In a strong plea, Tony Finn, the council's chief executive, has written to teaching unions urging their members to help "seek consensus" on a suitable way forward for an issue which he acknowledged presented a "significant challenge".
The GTCS was "invited" by the Scottish Government in February to "develop and consult on proposals for a system of accreditation". It was a key part of ministers' plans to establish the council as an organisation fully independent of government.
At that time, Mr Finn pledged full consultation and distanced himself from the controversial "licence to teach" scheme in England - commitments he repeated this week.
But the timing of his letter now follows on from a bruising encounter he had at the annual conference of the Scottish Secondary Teachers' Association earlier in the month. This involved some highly personal invective directed at Mr Finn, thought to stem either from his background as an activist in the Educational Institute of Scotland (EIS) or as an education officer in Fife.
Mr Finn's letter strikes a notably conciliatory tone. Although it is headed "Re-accreditation - Consultation on Next Steps", it says the GTCS is "uncomfortable" with the continued use of the term "re-accreditation" which, he adds, "might suggest that teachers should be required to re- engage in the assessment of those basic skills which they acquired on qualification.
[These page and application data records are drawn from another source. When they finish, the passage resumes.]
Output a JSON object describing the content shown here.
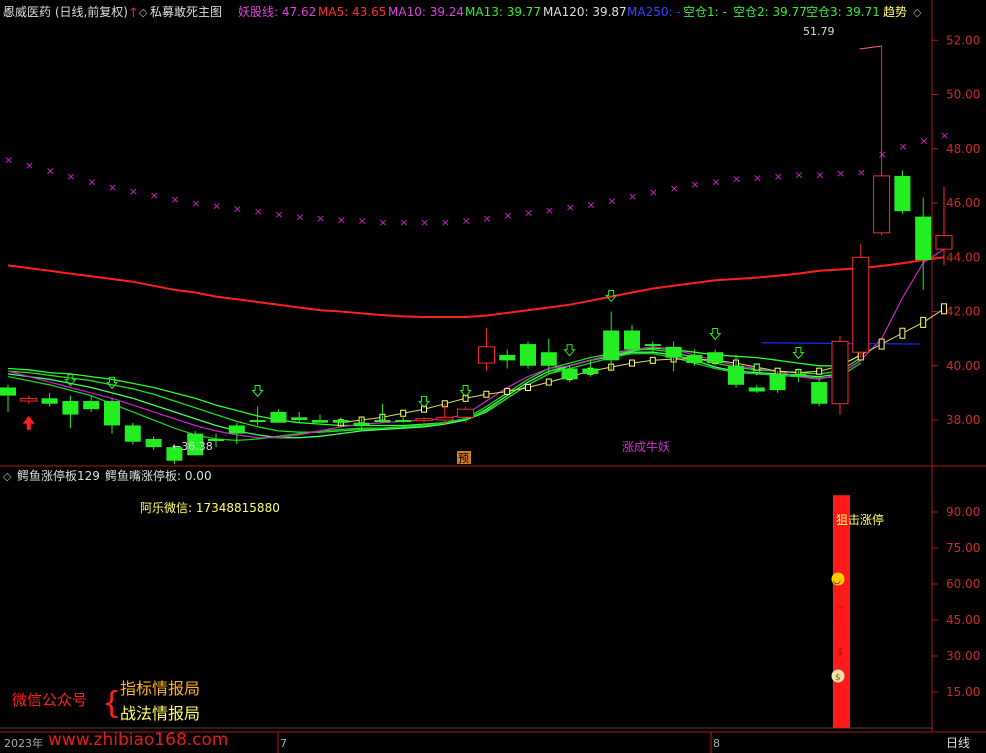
{
  "main_header": {
    "stock": "恩威医药 (日线,前复权)",
    "indicator": "私募敢死主图",
    "yao": "妖股线: 47.62",
    "ma5": "MA5: 43.65",
    "ma10": "MA10: 39.24",
    "ma13": "MA13: 39.77",
    "ma120": "MA120: 39.87",
    "ma250": "MA250: -",
    "kc1": "空仓1: -",
    "kc2": "空仓2: 39.77",
    "kc3": "空仓3: 39.71",
    "trend": "趋势"
  },
  "sub_header": {
    "name": "鳄鱼涨停板129",
    "value": "鳄鱼嘴涨停板: 0.00"
  },
  "annotations": {
    "high": "51.79",
    "low": "←36.38",
    "yu": "预",
    "zhangcheng": "涨成牛妖",
    "wechat": "阿乐微信: 17348815880",
    "juji": "狙击涨停",
    "wx_gzh": "微信公众号",
    "brace": "{",
    "zhibiao": "指标情报局",
    "zhanfa": "战法情报局",
    "watermark": "www.zhibiao168.com"
  },
  "x_axis": {
    "year": "2023年",
    "m7": "7",
    "m8": "8",
    "period": "日线"
  },
  "colors": {
    "up": "#ff2a2a",
    "down": "#22ee22",
    "ma120": "#ff2020",
    "yao": "#d020d0",
    "ma250": "#1a2aff",
    "frame": "#b01818",
    "yellow": "#ffff60",
    "magenta": "#cc33cc"
  },
  "chart_data": [
    {
      "type": "candlestick",
      "title": "私募敢死主图",
      "ylim": [
        36.6,
        52.6
      ],
      "y_ticks": [
        "52.00",
        "50.00",
        "48.00",
        "46.00",
        "44.00",
        "42.00",
        "40.00",
        "38.00"
      ],
      "candles": [
        {
          "o": 39.2,
          "h": 39.3,
          "l": 38.3,
          "c": 38.9
        },
        {
          "o": 38.7,
          "h": 38.9,
          "l": 38.6,
          "c": 38.8
        },
        {
          "o": 38.8,
          "h": 39.0,
          "l": 38.5,
          "c": 38.6
        },
        {
          "o": 38.7,
          "h": 38.9,
          "l": 37.7,
          "c": 38.2
        },
        {
          "o": 38.7,
          "h": 38.9,
          "l": 38.3,
          "c": 38.4
        },
        {
          "o": 38.7,
          "h": 38.8,
          "l": 37.5,
          "c": 37.8
        },
        {
          "o": 37.8,
          "h": 37.9,
          "l": 37.1,
          "c": 37.2
        },
        {
          "o": 37.3,
          "h": 37.4,
          "l": 36.9,
          "c": 37.0
        },
        {
          "o": 37.0,
          "h": 37.1,
          "l": 36.38,
          "c": 36.5
        },
        {
          "o": 37.5,
          "h": 37.6,
          "l": 36.7,
          "c": 36.7
        },
        {
          "o": 37.3,
          "h": 37.5,
          "l": 37.0,
          "c": 37.3
        },
        {
          "o": 37.8,
          "h": 37.9,
          "l": 37.1,
          "c": 37.5
        },
        {
          "o": 38.0,
          "h": 38.5,
          "l": 37.8,
          "c": 38.0
        },
        {
          "o": 38.3,
          "h": 38.4,
          "l": 37.9,
          "c": 37.9
        },
        {
          "o": 38.1,
          "h": 38.3,
          "l": 37.9,
          "c": 38.0
        },
        {
          "o": 38.0,
          "h": 38.2,
          "l": 37.9,
          "c": 37.9
        },
        {
          "o": 38.0,
          "h": 38.1,
          "l": 37.8,
          "c": 37.9
        },
        {
          "o": 37.9,
          "h": 38.1,
          "l": 37.6,
          "c": 37.8
        },
        {
          "o": 38.0,
          "h": 38.6,
          "l": 37.9,
          "c": 38.0
        },
        {
          "o": 38.0,
          "h": 38.1,
          "l": 37.9,
          "c": 37.95
        },
        {
          "o": 38.0,
          "h": 38.1,
          "l": 37.9,
          "c": 38.05
        },
        {
          "o": 38.0,
          "h": 38.6,
          "l": 37.8,
          "c": 38.1
        },
        {
          "o": 38.1,
          "h": 38.5,
          "l": 37.9,
          "c": 38.4
        },
        {
          "o": 40.1,
          "h": 41.4,
          "l": 39.8,
          "c": 40.7
        },
        {
          "o": 40.4,
          "h": 40.6,
          "l": 39.9,
          "c": 40.2
        },
        {
          "o": 40.8,
          "h": 40.9,
          "l": 39.9,
          "c": 40.0
        },
        {
          "o": 40.5,
          "h": 41.0,
          "l": 39.7,
          "c": 40.0
        },
        {
          "o": 39.9,
          "h": 40.0,
          "l": 39.4,
          "c": 39.5
        },
        {
          "o": 39.9,
          "h": 40.2,
          "l": 39.6,
          "c": 39.7
        },
        {
          "o": 41.3,
          "h": 42.0,
          "l": 39.8,
          "c": 40.2
        },
        {
          "o": 41.3,
          "h": 41.5,
          "l": 40.5,
          "c": 40.6
        },
        {
          "o": 40.8,
          "h": 40.9,
          "l": 40.5,
          "c": 40.8
        },
        {
          "o": 40.7,
          "h": 40.9,
          "l": 39.8,
          "c": 40.3
        },
        {
          "o": 40.4,
          "h": 40.6,
          "l": 40.0,
          "c": 40.1
        },
        {
          "o": 40.5,
          "h": 40.6,
          "l": 40.0,
          "c": 40.1
        },
        {
          "o": 40.0,
          "h": 40.4,
          "l": 39.2,
          "c": 39.3
        },
        {
          "o": 39.2,
          "h": 39.3,
          "l": 39.0,
          "c": 39.05
        },
        {
          "o": 39.7,
          "h": 39.8,
          "l": 39.0,
          "c": 39.1
        },
        {
          "o": 39.7,
          "h": 39.9,
          "l": 39.4,
          "c": 39.6
        },
        {
          "o": 39.4,
          "h": 39.5,
          "l": 38.5,
          "c": 38.6
        },
        {
          "o": 38.6,
          "h": 41.1,
          "l": 38.2,
          "c": 40.9
        },
        {
          "o": 40.5,
          "h": 44.5,
          "l": 40.3,
          "c": 44.0
        },
        {
          "o": 44.9,
          "h": 51.79,
          "l": 44.8,
          "c": 47.0
        },
        {
          "o": 47.0,
          "h": 47.2,
          "l": 45.6,
          "c": 45.7
        },
        {
          "o": 45.5,
          "h": 46.2,
          "l": 42.8,
          "c": 43.9
        },
        {
          "o": 44.3,
          "h": 46.6,
          "l": 43.7,
          "c": 44.8
        }
      ],
      "ma120": [
        43.7,
        43.6,
        43.5,
        43.4,
        43.3,
        43.2,
        43.1,
        42.95,
        42.8,
        42.7,
        42.55,
        42.45,
        42.35,
        42.25,
        42.15,
        42.05,
        42.0,
        41.93,
        41.87,
        41.82,
        41.8,
        41.8,
        41.8,
        41.85,
        41.95,
        42.05,
        42.15,
        42.25,
        42.4,
        42.55,
        42.7,
        42.85,
        42.95,
        43.05,
        43.15,
        43.2,
        43.25,
        43.32,
        43.4,
        43.5,
        43.55,
        43.6,
        43.68,
        43.78,
        43.9,
        44.0
      ],
      "ma10": [
        39.8,
        39.6,
        39.4,
        39.2,
        39.0,
        38.8,
        38.55,
        38.3,
        38.05,
        37.8,
        37.6,
        37.45,
        37.35,
        37.35,
        37.45,
        37.6,
        37.75,
        37.85,
        37.9,
        37.95,
        38.0,
        38.05,
        38.2,
        38.7,
        39.2,
        39.6,
        39.9,
        40.0,
        40.2,
        40.4,
        40.6,
        40.7,
        40.6,
        40.4,
        40.2,
        40.0,
        39.9,
        39.8,
        39.6,
        39.5,
        39.7,
        40.2,
        41.0,
        42.5,
        43.8,
        44.3
      ],
      "yao_x": [
        47.6,
        47.4,
        47.2,
        47.0,
        46.8,
        46.6,
        46.45,
        46.3,
        46.15,
        46.0,
        45.9,
        45.8,
        45.7,
        45.6,
        45.5,
        45.45,
        45.4,
        45.35,
        45.3,
        45.3,
        45.3,
        45.3,
        45.35,
        45.45,
        45.55,
        45.65,
        45.75,
        45.85,
        45.95,
        46.1,
        46.25,
        46.4,
        46.55,
        46.7,
        46.8,
        46.9,
        46.95,
        47.0,
        47.05,
        47.05,
        47.1,
        47.15,
        47.8,
        48.1,
        48.3,
        48.5
      ],
      "kc_lines": [
        [
          39.9,
          39.85,
          39.75,
          39.7,
          39.6,
          39.5,
          39.35,
          39.2,
          39.0,
          38.8,
          38.55,
          38.35,
          38.15,
          38.0,
          37.9,
          37.85,
          37.8,
          37.8,
          37.8,
          37.8,
          37.85,
          37.9,
          38.0,
          38.3,
          38.8,
          39.3,
          39.7,
          40.0,
          40.2,
          40.4,
          40.55,
          40.65,
          40.6,
          40.5,
          40.4,
          40.35,
          40.3,
          40.2,
          40.1,
          40.0,
          40.0,
          40.4
        ],
        [
          39.8,
          39.75,
          39.65,
          39.55,
          39.45,
          39.3,
          39.15,
          38.95,
          38.7,
          38.45,
          38.2,
          37.95,
          37.75,
          37.6,
          37.55,
          37.55,
          37.6,
          37.65,
          37.7,
          37.75,
          37.8,
          37.9,
          38.05,
          38.5,
          39.0,
          39.5,
          39.9,
          40.1,
          40.3,
          40.45,
          40.6,
          40.6,
          40.5,
          40.3,
          40.1,
          39.95,
          39.85,
          39.8,
          39.75,
          39.7,
          39.8,
          40.3
        ],
        [
          39.7,
          39.6,
          39.5,
          39.35,
          39.2,
          39.0,
          38.8,
          38.55,
          38.3,
          38.05,
          37.8,
          37.6,
          37.45,
          37.35,
          37.35,
          37.4,
          37.5,
          37.6,
          37.65,
          37.7,
          37.75,
          37.85,
          38.0,
          38.4,
          38.9,
          39.4,
          39.8,
          40.0,
          40.2,
          40.35,
          40.5,
          40.5,
          40.4,
          40.2,
          39.95,
          39.8,
          39.75,
          39.7,
          39.65,
          39.6,
          39.7,
          40.2
        ],
        [
          39.6,
          39.45,
          39.3,
          39.1,
          38.9,
          38.6,
          38.3,
          38.0,
          37.7,
          37.45,
          37.3,
          37.25,
          37.3,
          37.4,
          37.5,
          37.6,
          37.65,
          37.7,
          37.7,
          37.75,
          37.8,
          37.9,
          38.05,
          38.35,
          38.8,
          39.3,
          39.7,
          39.9,
          40.1,
          40.3,
          40.45,
          40.45,
          40.3,
          40.1,
          39.9,
          39.75,
          39.7,
          39.65,
          39.6,
          39.55,
          39.6,
          40.1
        ]
      ],
      "trend_box_line": [
        37.9,
        38.0,
        38.1,
        38.25,
        38.4,
        38.6,
        38.8,
        38.95,
        39.05,
        39.2,
        39.4,
        39.6,
        39.8,
        39.95,
        40.1,
        40.2,
        40.25,
        40.25,
        40.2,
        40.1,
        39.95,
        39.8,
        39.75,
        39.8,
        40.0,
        40.4,
        40.8,
        41.2,
        41.6,
        42.1
      ],
      "ma250_segment": [
        40.85,
        40.8
      ],
      "buy_arrow_bar": 1,
      "signal_arrows": [
        3,
        5,
        12,
        20,
        22,
        27,
        29,
        34,
        36,
        38
      ]
    },
    {
      "type": "bar",
      "title": "鳄鱼涨停板129",
      "ylim": [
        0,
        100
      ],
      "y_ticks": [
        "90.00",
        "75.00",
        "60.00",
        "45.00",
        "30.00",
        "15.00"
      ],
      "bar_index": 39,
      "bar_value": 97
    }
  ]
}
"We prefer to consider this initiative as an opportunity for teachers to refresh and develop their professional skills and to address their needs as they plan for the future in a profession which is constantly changing."
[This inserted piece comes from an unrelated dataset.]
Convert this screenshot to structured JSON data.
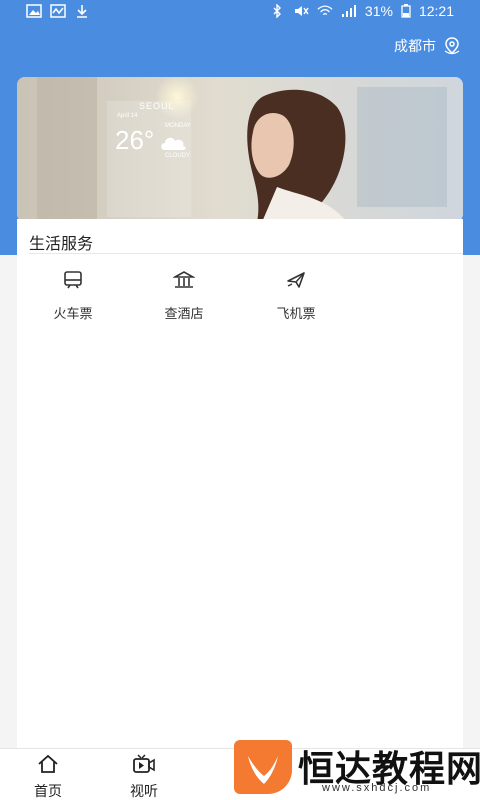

The EIS, which dominates the teachers' representation on the GTCS, has previously expressed "serious reservations" about re-accreditation. A spokesman told The TESS in January: "Before meaningful discussion can take place on this, significant improvements in PRD (professional review and development) and collegiality would be required."
Mr Finn's letter reflects that anxiety: "We recognise that teachers will have concerns about this concept, and that these will only be allayed if the emphasis of any new initiative is indeed supportive. This priority will therefore be central to our work".
The 2001 teachers' agreement made it clear that teachers should have "a right to support and entitlement to CPD activities which will help them to develop their skills", the letter states.
A carefully-worded passage says any new system "should offer opportunities, through an affirmative system of PRD, to assist teachers to identify areas in which they can develop more fully the skills they already demonstrate in the classroom".
Mr Finn emphasises that any re-accreditation system is not a means of dealing with teacher incompetence. "In Scotland, we already have an effective, and nationally agreed, system of handling cases in which there is an allegation of incompetence. However, some of the cases which reach GTC Scotland might have been prevented if teachers had a right and entitlement to regular, constructive support".
Although the Government did not spell out details of how it wanted any new scheme to work in its "invitation" to the council, the timeframe most commonly discussed was for teachers to renew their qualification to teach every five years.
The GTCS came in for strong criticism at the Scottish Secondary Teachers' Association conference from president Peter Wright who regretted that the teacher members on the council did not greet the proposal to re-accredit teachers with "a degree of circumspection".
He singled out Mr Finn and also council convener David Drever, a former EIS president, who suggested the proposed changes "can only enhance the work that we already do and open new areas for the GTC Scotland to explore".
Mr Wright suggested the GTCS was "little more than an employers' stooge which does absolutely nothing for classroom teachers, other than lift pound;45 out of their pockets once a year".
The GTCS has friends in other places, however. The EIS is unlikely to upset its teacher members on the council too much at its forthcoming annual conference. And even the normally spiky teaching union NAS UWT agreed at its conference last week to work with the GTCS on developing a system of re-accreditation.